Work request: Check every line below for the string "icon", and copy the lines that contain it.

### Data shown ###

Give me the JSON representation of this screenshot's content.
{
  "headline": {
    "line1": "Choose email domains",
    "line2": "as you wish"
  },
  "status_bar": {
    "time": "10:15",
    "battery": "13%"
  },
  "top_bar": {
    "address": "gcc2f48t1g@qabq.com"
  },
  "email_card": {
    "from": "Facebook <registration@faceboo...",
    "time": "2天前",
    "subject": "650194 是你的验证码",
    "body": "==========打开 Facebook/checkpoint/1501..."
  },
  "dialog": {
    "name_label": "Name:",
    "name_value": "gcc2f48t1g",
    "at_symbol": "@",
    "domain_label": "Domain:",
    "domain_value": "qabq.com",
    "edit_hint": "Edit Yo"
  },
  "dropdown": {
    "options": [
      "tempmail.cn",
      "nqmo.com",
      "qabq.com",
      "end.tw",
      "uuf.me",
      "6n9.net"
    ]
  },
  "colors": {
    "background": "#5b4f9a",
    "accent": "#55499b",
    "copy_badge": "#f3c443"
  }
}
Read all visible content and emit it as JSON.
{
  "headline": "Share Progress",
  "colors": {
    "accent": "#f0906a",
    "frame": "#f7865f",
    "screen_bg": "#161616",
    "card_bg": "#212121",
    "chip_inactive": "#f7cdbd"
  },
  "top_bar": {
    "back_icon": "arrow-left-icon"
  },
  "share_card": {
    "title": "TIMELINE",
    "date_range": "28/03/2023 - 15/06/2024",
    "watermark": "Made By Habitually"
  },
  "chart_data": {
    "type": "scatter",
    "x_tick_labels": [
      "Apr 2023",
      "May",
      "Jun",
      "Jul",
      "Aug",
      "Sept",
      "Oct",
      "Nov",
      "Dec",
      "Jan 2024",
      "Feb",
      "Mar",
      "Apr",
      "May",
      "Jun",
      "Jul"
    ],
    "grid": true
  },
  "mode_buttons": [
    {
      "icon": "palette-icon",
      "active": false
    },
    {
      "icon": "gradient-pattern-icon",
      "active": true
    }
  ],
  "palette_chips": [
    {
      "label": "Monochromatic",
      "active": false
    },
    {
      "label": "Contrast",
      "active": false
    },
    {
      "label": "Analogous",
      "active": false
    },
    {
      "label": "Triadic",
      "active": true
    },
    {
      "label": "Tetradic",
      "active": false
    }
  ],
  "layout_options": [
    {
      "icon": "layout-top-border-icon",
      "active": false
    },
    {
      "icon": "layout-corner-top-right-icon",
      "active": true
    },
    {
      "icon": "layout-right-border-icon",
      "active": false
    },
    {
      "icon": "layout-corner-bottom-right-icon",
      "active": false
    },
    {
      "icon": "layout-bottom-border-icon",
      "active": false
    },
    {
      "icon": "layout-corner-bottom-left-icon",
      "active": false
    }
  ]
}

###

The completed task:
    "back_icon": "arrow-left-icon"
      "icon": "palette-icon",
      "icon": "gradient-pattern-icon",
      "icon": "layout-top-border-icon",
      "icon": "layout-corner-top-right-icon",
      "icon": "layout-right-border-icon",
      "icon": "layout-corner-bottom-right-icon",
      "icon": "layout-bottom-border-icon",
      "icon": "layout-corner-bottom-left-icon",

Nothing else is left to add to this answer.